The 2018 Teddy Award winners built their programs around people, not claims, and offer proof that a worker-centric approach is a smarter way to operate.
By: | October 30, 2018 • 3 min read

Across the workers’ compensation industry, the concept of a worker advocacy model has been around for a while, but has only seen notable adoption in recent years.

Even among those not adopting a formal advocacy approach, mindsets are shifting. Formerly claims-centric programs are becoming worker-centric and it’s a win all around: better outcomes; greater productivity; safer, healthier employees and a stronger bottom line.


That’s what you’ll see in this month’s issue of Risk & Insurance® when you read the profiles of the four recipients of the 2018 Theodore Roosevelt Workers’ Compensation and Disability Management Award, sponsored by PMA Companies. These four programs put workers front and center in everything they do.

“We were focused on building up a program with an eye on our partner experience. Cost was at the bottom of the list. Doing a better job by our partners was at the top,” said Steve Legg, director of risk management for Starbucks.

Starbucks put claims reporting in the hands of its partners, an exemplary act of trust. The coffee company also put itself in workers’ shoes to identify and remove points of friction.

That led to a call center run by Starbucks’ TPA and a dedicated telephonic case management team so that partners can speak to a live person without the frustration of ‘phone tag’ and unanswered questions.

“We were focused on building up a program with an eye on our partner experience. Cost was at the bottom of the list. Doing a better job by our partners was at the top.” — Steve Legg, director of risk management, Starbucks

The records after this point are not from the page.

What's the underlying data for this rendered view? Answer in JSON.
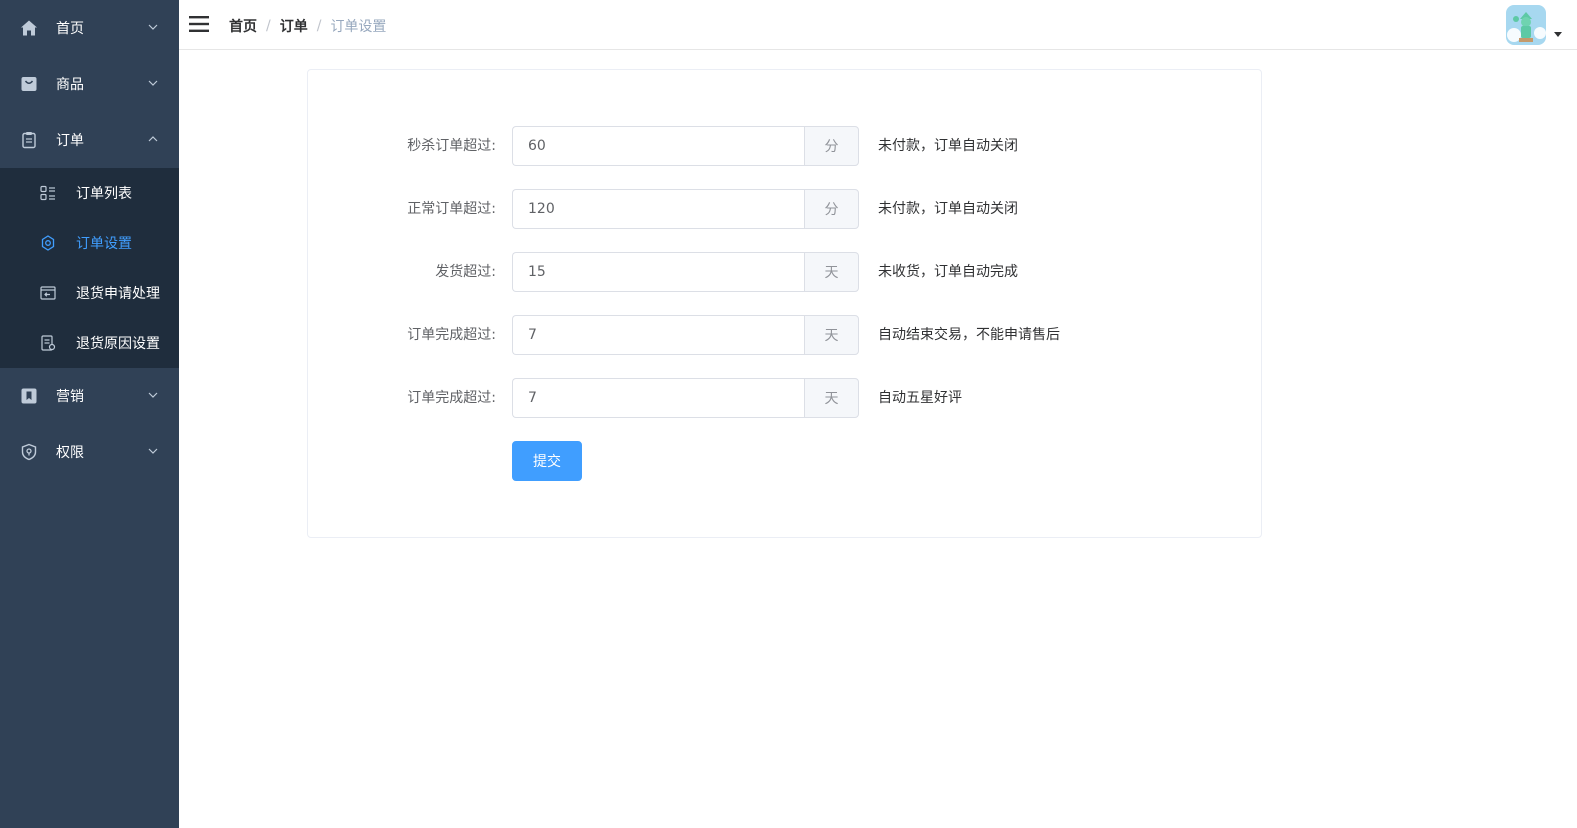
{
  "sidebar": {
    "menu": [
      {
        "label": "首页",
        "icon": "home-icon"
      },
      {
        "label": "商品",
        "icon": "bag-icon"
      },
      {
        "label": "订单",
        "icon": "clipboard-icon"
      }
    ],
    "order_submenu": [
      {
        "label": "订单列表",
        "icon": "list-icon"
      },
      {
        "label": "订单设置",
        "icon": "gear-icon",
        "active": true
      },
      {
        "label": "退货申请处理",
        "icon": "return-icon"
      },
      {
        "label": "退货原因设置",
        "icon": "document-icon"
      }
    ],
    "menu_bottom": [
      {
        "label": "营销",
        "icon": "bookmark-icon"
      },
      {
        "label": "权限",
        "icon": "shield-icon"
      }
    ]
  },
  "breadcrumb": [
    "首页",
    "订单",
    "订单设置"
  ],
  "form": {
    "rows": [
      {
        "label": "秒杀订单超过:",
        "value": "60",
        "unit": "分",
        "tip": "未付款，订单自动关闭"
      },
      {
        "label": "正常订单超过:",
        "value": "120",
        "unit": "分",
        "tip": "未付款，订单自动关闭"
      },
      {
        "label": "发货超过:",
        "value": "15",
        "unit": "天",
        "tip": "未收货，订单自动完成"
      },
      {
        "label": "订单完成超过:",
        "value": "7",
        "unit": "天",
        "tip": "自动结束交易，不能申请售后"
      },
      {
        "label": "订单完成超过:",
        "value": "7",
        "unit": "天",
        "tip": "自动五星好评"
      }
    ],
    "submit_label": "提交"
  },
  "colors": {
    "sidebar_bg": "#304156",
    "submenu_bg": "#1f2d3d",
    "accent": "#409eff"
  }
}
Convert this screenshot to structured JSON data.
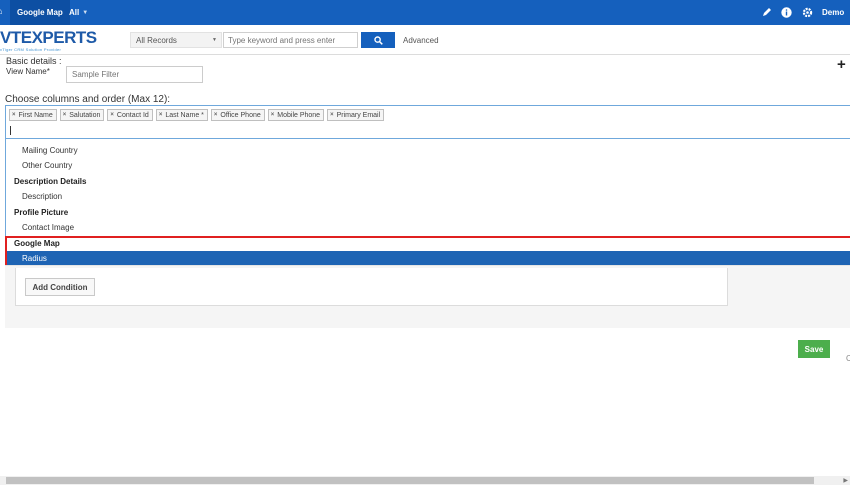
{
  "topbar": {
    "active_tab": "Google Map",
    "all_menu": "All",
    "user": "Demo"
  },
  "brand": {
    "logo_text_left": "VTE",
    "logo_text_x": "X",
    "logo_text_right": "PERTS",
    "tagline": "vTiger CRM Solution Provider"
  },
  "search": {
    "records_select": "All Records",
    "placeholder": "Type keyword and press enter",
    "advanced_label": "Advanced"
  },
  "form": {
    "basic_details_label": "Basic details :",
    "view_name_label": "View Name*",
    "view_name_placeholder": "Sample Filter",
    "columns_label": "Choose columns and order (Max 12):"
  },
  "selected_columns": [
    "First Name",
    "Salutation",
    "Contact Id",
    "Last Name *",
    "Office Phone",
    "Mobile Phone",
    "Primary Email"
  ],
  "dropdown": [
    {
      "type": "option",
      "label": "Mailing Country"
    },
    {
      "type": "option",
      "label": "Other Country"
    },
    {
      "type": "group",
      "label": "Description Details"
    },
    {
      "type": "option",
      "label": "Description"
    },
    {
      "type": "group",
      "label": "Profile Picture"
    },
    {
      "type": "option",
      "label": "Contact Image"
    },
    {
      "type": "group",
      "label": "Google Map"
    },
    {
      "type": "option",
      "label": "Radius",
      "selected": true
    }
  ],
  "conditions": {
    "add_condition_label": "Add Condition"
  },
  "actions": {
    "save_label": "Save",
    "cancel_fragment": "C"
  },
  "colors": {
    "topbar": "#1560bd",
    "selected_option": "#1e64b4",
    "highlight_border": "#e02020",
    "save_button": "#4cae4c"
  }
}
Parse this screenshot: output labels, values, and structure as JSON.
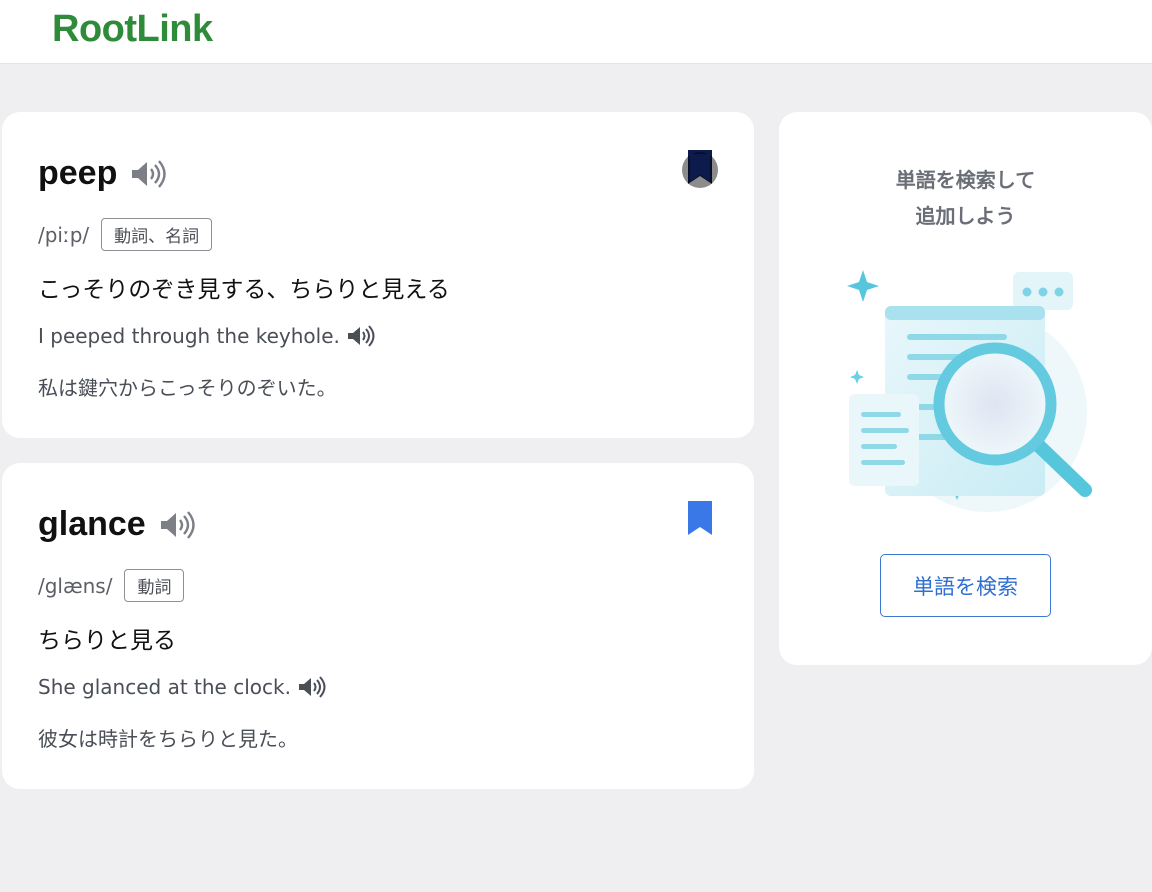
{
  "app": {
    "logo": "RootLink",
    "brand_color": "#2e8b3a"
  },
  "words": [
    {
      "word": "peep",
      "phonetic": "/piːp/",
      "pos": "動詞、名詞",
      "meaning": "こっそりのぞき見する、ちらりと見える",
      "example_en": "I peeped through the keyhole.",
      "example_ja": "私は鍵穴からこっそりのぞいた。",
      "bookmarked": true,
      "bookmark_color": "#0d1b4c"
    },
    {
      "word": "glance",
      "phonetic": "/glæns/",
      "pos": "動詞",
      "meaning": "ちらりと見る",
      "example_en": "She glanced at the clock.",
      "example_ja": "彼女は時計をちらりと見た。",
      "bookmarked": true,
      "bookmark_color": "#3b78e7"
    }
  ],
  "side_panel": {
    "title_line1": "単語を検索して",
    "title_line2": "追加しよう",
    "button_label": "単語を検索",
    "accent_color": "#2f6fd0"
  },
  "icons": {
    "speaker": "speaker-icon",
    "bookmark": "bookmark-icon",
    "illustration": "magnifier-document-illustration"
  }
}
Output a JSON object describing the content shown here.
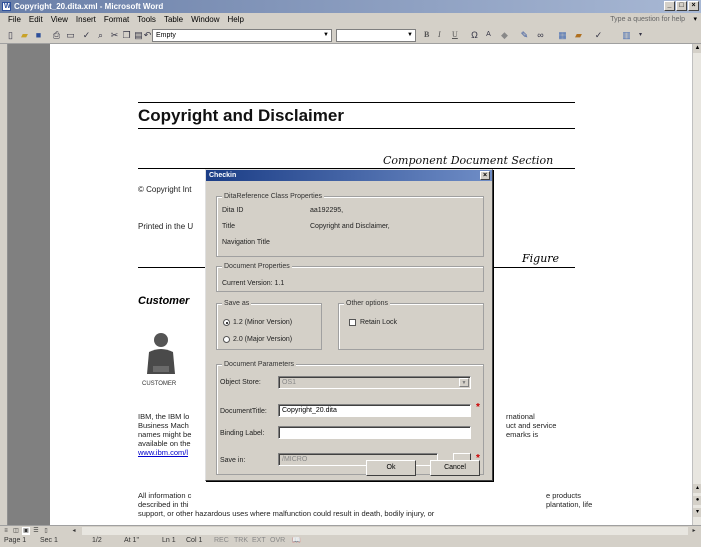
{
  "window": {
    "title": "Copyright_20.dita.xml - Microsoft Word",
    "controls": [
      "_",
      "□",
      "×"
    ]
  },
  "menubar": {
    "items": [
      "File",
      "Edit",
      "View",
      "Insert",
      "Format",
      "Tools",
      "Table",
      "Window",
      "Help"
    ],
    "help_placeholder": "Type a question for help"
  },
  "toolbar": {
    "style_value": "Empty",
    "formatting": [
      "B",
      "I",
      "U"
    ]
  },
  "document": {
    "title": "Copyright and Disclaimer",
    "component_section": "Component Document Section",
    "copyright_line": "© Copyright Int",
    "printed_line": "Printed in the U",
    "figure_label": "Figure",
    "customer_heading": "Customer",
    "customer_image_label": "CUSTOMER",
    "ibm_para_lines": [
      "IBM, the IBM lo",
      "Business Mach",
      "names might be",
      "available on the"
    ],
    "ibm_link": "www.ibm.com/l",
    "right_para_lines": [
      "rnational",
      "uct and service",
      "emarks is"
    ],
    "all_info_lines": [
      "All information c",
      "described in thi",
      "support, or other hazardous uses where malfunction could result in death, bodily injury, or"
    ],
    "all_info_right_lines": [
      "e products",
      "plantation, life"
    ]
  },
  "dialog": {
    "title": "Checkin",
    "class_props": {
      "legend": "DitaReference Class Properties",
      "dita_id_label": "Dita ID",
      "dita_id_value": "aa192295,",
      "title_label": "Title",
      "title_value": "Copyright and Disclaimer,",
      "nav_title_label": "Navigation Title"
    },
    "doc_props": {
      "legend": "Document Properties",
      "current_version": "Current Version: 1.1"
    },
    "save_as": {
      "legend": "Save as",
      "minor": "1.2 (Minor Version)",
      "major": "2.0 (Major Version)"
    },
    "other_options": {
      "legend": "Other options",
      "retain_lock": "Retain Lock"
    },
    "doc_params": {
      "legend": "Document Parameters",
      "object_store_label": "Object Store:",
      "object_store_value": "OS1",
      "document_title_label": "DocumentTitle:",
      "document_title_value": "Copyright_20.dita",
      "binding_label_label": "Binding Label:",
      "binding_label_value": "",
      "save_in_label": "Save in:",
      "save_in_value": "/MICRO"
    },
    "ok": "Ok",
    "cancel": "Cancel"
  },
  "statusbar": {
    "items": [
      "Page 1",
      "Sec 1",
      "1/2",
      "At 1\"",
      "Ln 1",
      "Col 1",
      "REC",
      "TRK",
      "EXT",
      "OVR"
    ]
  }
}
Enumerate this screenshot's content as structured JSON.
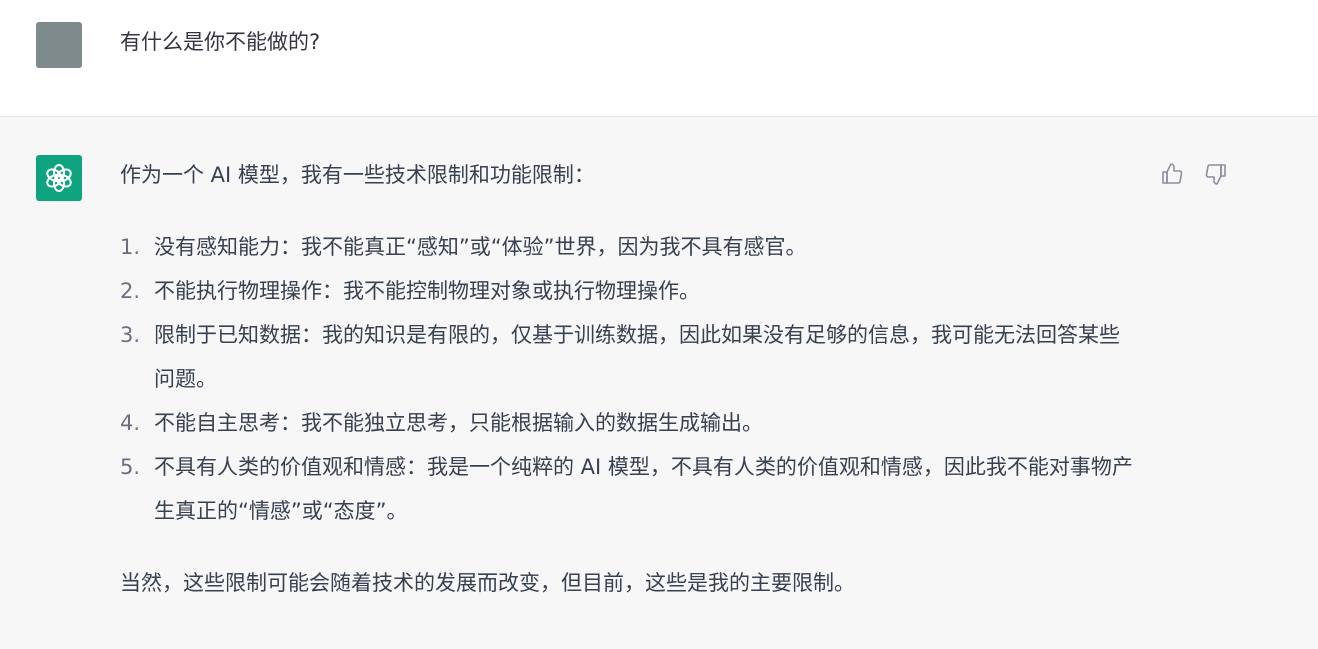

Starbucks also implemented direct deposit for lost-time pay, eliminating stressful wait times for injured partners, and allowing them to focus on healing.

For Starbucks, as for all of the 2018 Teddy Award winners, the approach is netting measurable results. With higher partner satisfaction, it has seen a 50 percent decrease in litigation.

Teddy winner Main Line Health (MLH) adopted worker advocacy in a way that goes far beyond claims.

Employees who identify and report safety hazards can take credit for their actions by sending out a formal “Employee Safety Message” to nearly 11,000 mailboxes across the organization.

“The recognition is pretty cool,” said Steve Besack, system director, claims management and workers’ compensation for the health system.

MLH also takes a non-adversarial approach to workers with repeat injuries, seeing them as a resource for identifying areas of improvement.

“When you look at ‘repeat offenders’ in an unconventional way, they’re a great asset to the program, not a liability,” said Mike Miller, manager, workers’ compensation and employee safety for MLH.

Teddy winner Monmouth County, N.J. utilizes high-tech motion capture technology to reduce the chance of placing new hires in jobs that are likely to hurt them.

Monmouth County also adopted numerous wellness initiatives that help workers manage their weight and improve their wellbeing overall.

“You should see the looks on their faces when their cholesterol is down, they’ve lost weight and their blood sugar is better. We’ve had people lose 30 and 40 pounds,” said William McGuane, the county’s manager of benefits and workers’ compensation.


Do these sound like minor program elements? The math says otherwise: Claims severity has plunged from $5.5 million in 2009 to $1.3 million in 2017.

At the University of Pennsylvania, putting workers first means getting out from behind the desk and finding out what each one of them is tasked with, day in, day out — and looking for ways to make each of those tasks safer.

Regular observations across the sprawling campus have resulted in a phenomenal number of process and equipment changes that seem simple on their own, but in combination have created a substantially safer, healthier campus and improved employee morale.

UPenn’s workers’ comp costs, in the seven-digit figures in 2009, have been virtually cut in half.

Risk & Insurance® is proud to honor the work of these four organizations. We hope their stories inspire other organizations to be true partners with the employees they depend on. &

Michelle Kerr is associate editor of Risk & Insurance. She can be reached at [email protected]